Could taking doxycycline have unintended effects on a person’s microbiome?
Researchers are concerned that frequent doxycycline use could affect the normal, healthy bacteria that colonize the gut, vagina and other parts of the human body. This microbiome is involved in many aspects of health—everything from gut function to mental health—and disrupting the balance of bacterial species can affect these systems or lead to other infections. Luetkemeyer and Stewart both say they are testing rectal swabs and other samples from people in their study to see whether the antibiotic changed the assortment of bacteria that colonize various parts of the body.
What will happen when the CDC finalizes its recommendations?

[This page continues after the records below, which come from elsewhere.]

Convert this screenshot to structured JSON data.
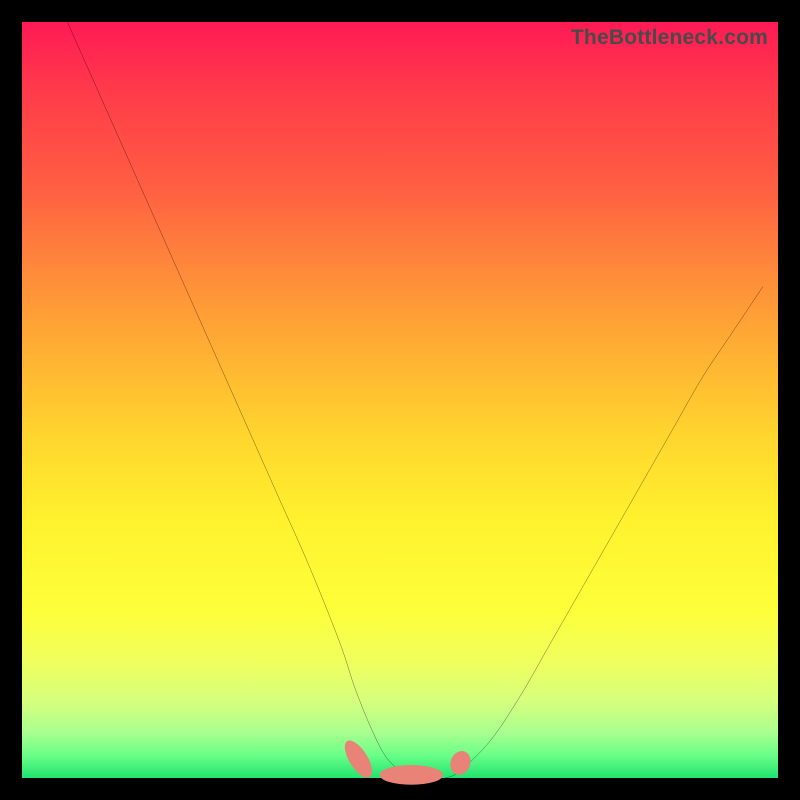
{
  "watermark": {
    "text": "TheBottleneck.com"
  },
  "chart_data": {
    "type": "line",
    "title": "",
    "xlabel": "",
    "ylabel": "",
    "xlim": [
      0,
      100
    ],
    "ylim": [
      0,
      100
    ],
    "legend": false,
    "grid": false,
    "series": [
      {
        "name": "bottleneck-curve",
        "color": "#000000",
        "x": [
          6,
          10,
          14,
          18,
          22,
          26,
          30,
          34,
          38,
          42,
          44,
          46,
          48,
          50,
          52,
          54,
          56,
          58,
          62,
          66,
          70,
          74,
          78,
          82,
          86,
          90,
          94,
          98
        ],
        "y": [
          100,
          91,
          82,
          73,
          64,
          55,
          46,
          37,
          28,
          18,
          12,
          7,
          3,
          1,
          0,
          0,
          0,
          1,
          5,
          11,
          18,
          25,
          32,
          39,
          46,
          53,
          59,
          65
        ]
      }
    ],
    "markers": [
      {
        "name": "left-bar-marker",
        "x": 44.5,
        "y": 2.5,
        "rx": 1.2,
        "ry": 2.8,
        "angle": -32,
        "color": "#e98277"
      },
      {
        "name": "center-bar-marker",
        "x": 51.5,
        "y": 0.4,
        "rx": 4.2,
        "ry": 1.3,
        "angle": 0,
        "color": "#e98277"
      },
      {
        "name": "right-dot-marker",
        "x": 58.0,
        "y": 2.0,
        "rx": 1.3,
        "ry": 1.6,
        "angle": 20,
        "color": "#e98277"
      }
    ],
    "gradient_stops": [
      {
        "pos": 0.0,
        "color": "#ff1a55"
      },
      {
        "pos": 0.5,
        "color": "#ffd62e"
      },
      {
        "pos": 0.8,
        "color": "#fdff3a"
      },
      {
        "pos": 1.0,
        "color": "#21e36e"
      }
    ]
  }
}
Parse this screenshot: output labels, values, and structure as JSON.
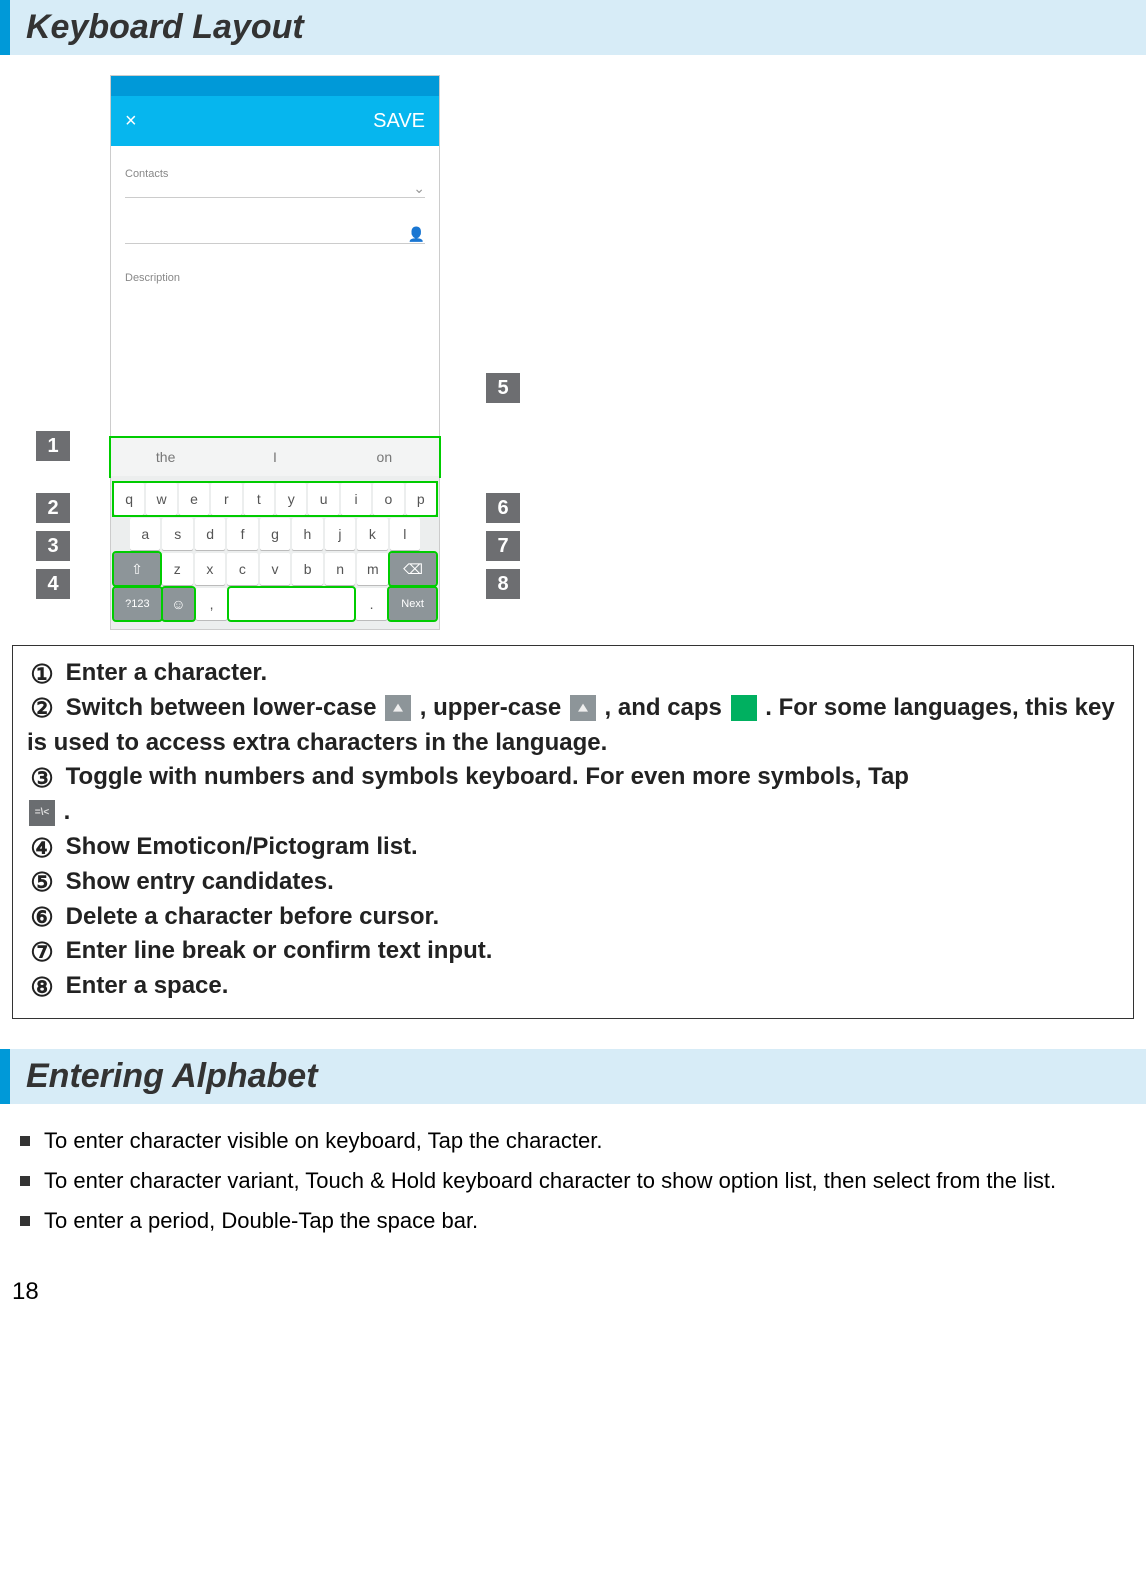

In October 2022 San Francisco’s health department released its own guidelines supporting doxy-PEP in cisgender men and transgender women who have had a bacterial STI and have had unprotected sex with at least one cisgender man or transgender woman in the past year. Several other health departments, including California’s, have issued similar guidelines. Luetkemeyer says it will be helpful to have national guidelines, which will ensure that doctors everywhere know that doxy-PEP works and feel comfortable prescribing it. When health systems were developing guidelines for HIV prevention in the past, “we did a poor job of reaching the people who needed it most,” Luetkemeyer says. “Having guidelines helps start the dialog.”
Researchers are planning to continue testing doxy-PEP in different populations. If the approach proves successful, the CDC may expand its recommendations in the future to include cisgender women and men who have sex with cisgender women.
The CDC will receive comments on the draft guidelines until November 16, 2023, and has not said when it will release a final rule.